Never fear, they won't through out your stuff, even if they don't know where they'll be moving it to. According to the Yahoo 360 Blog:
- We will preserve your Yahoo! 360 blog content, profile photo, nickname, and friends lists during and after the transition
- We will provide the right tools to move your blog content;
- We will give you ample notice before this transition begins in early 2008.
What they really don't want right now is to lose any more subscribers. The fact is that they don't know what comes next and they say as much in their own blog. They'll kill whatever makes sense and hopefully come up with something better. If they do come up with something better, we'll all know right away, because despite the popularity of Facebook and others, Yahoo is still a primary launch point for those who aren't completely familiar with the web. If the service is cool, they will hear about it from their friends in Yahoo Groups, or will see it on Yahoo's portal page and dive in headlong.
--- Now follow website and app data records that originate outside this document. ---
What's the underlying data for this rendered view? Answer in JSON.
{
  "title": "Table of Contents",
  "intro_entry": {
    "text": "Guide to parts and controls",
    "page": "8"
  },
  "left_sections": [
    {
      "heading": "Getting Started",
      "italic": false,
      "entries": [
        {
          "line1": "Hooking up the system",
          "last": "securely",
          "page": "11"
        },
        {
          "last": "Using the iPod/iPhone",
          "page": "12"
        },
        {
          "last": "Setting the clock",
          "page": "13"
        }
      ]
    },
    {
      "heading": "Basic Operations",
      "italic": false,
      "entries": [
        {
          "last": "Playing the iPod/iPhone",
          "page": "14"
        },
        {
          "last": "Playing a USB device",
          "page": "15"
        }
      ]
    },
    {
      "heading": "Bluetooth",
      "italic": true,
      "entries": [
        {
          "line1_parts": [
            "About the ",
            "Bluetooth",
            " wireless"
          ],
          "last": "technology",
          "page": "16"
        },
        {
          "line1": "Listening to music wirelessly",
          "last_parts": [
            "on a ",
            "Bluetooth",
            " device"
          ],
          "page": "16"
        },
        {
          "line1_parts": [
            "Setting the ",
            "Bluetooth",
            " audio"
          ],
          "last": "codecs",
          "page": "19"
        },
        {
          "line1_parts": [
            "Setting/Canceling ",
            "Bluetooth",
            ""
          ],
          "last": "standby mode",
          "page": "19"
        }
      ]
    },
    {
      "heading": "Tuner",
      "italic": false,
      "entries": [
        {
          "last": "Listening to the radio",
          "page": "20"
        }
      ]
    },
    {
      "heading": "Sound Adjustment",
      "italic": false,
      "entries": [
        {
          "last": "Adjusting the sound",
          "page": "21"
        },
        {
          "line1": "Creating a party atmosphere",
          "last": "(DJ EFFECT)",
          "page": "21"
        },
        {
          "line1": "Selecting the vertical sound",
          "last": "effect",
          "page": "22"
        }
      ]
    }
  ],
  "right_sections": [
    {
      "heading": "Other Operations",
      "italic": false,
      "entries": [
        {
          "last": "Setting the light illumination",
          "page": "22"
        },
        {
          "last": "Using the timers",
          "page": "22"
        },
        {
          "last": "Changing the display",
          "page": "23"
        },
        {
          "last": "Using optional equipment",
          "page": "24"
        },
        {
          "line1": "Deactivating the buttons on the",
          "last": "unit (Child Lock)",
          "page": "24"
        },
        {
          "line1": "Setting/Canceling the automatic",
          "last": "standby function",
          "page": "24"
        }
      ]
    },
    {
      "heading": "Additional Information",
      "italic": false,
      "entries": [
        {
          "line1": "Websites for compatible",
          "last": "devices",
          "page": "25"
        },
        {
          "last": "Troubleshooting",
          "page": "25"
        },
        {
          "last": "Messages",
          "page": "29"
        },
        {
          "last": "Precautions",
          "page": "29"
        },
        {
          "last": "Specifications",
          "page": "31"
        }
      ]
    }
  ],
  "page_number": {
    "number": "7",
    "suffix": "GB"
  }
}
Most Web 2.0 startups hope that they will build a better website and that they will get lucky and eventually be discovered and then build traffic and havee a real business. Yahoo needs no such luck. They simply need to build a better, more novel approach to Facebook and the masses will come easily. No matter that they have had lots of attempts that didn't work, they have the seed audience. What they now need is to get their act together.
Facebook didn't kill Yahoo 360. Yahoo engineered the demise of Yahoo 360 by building and delivering a platform that was more interesting to the advertisers than the users. In the end, not even the advertisers cared.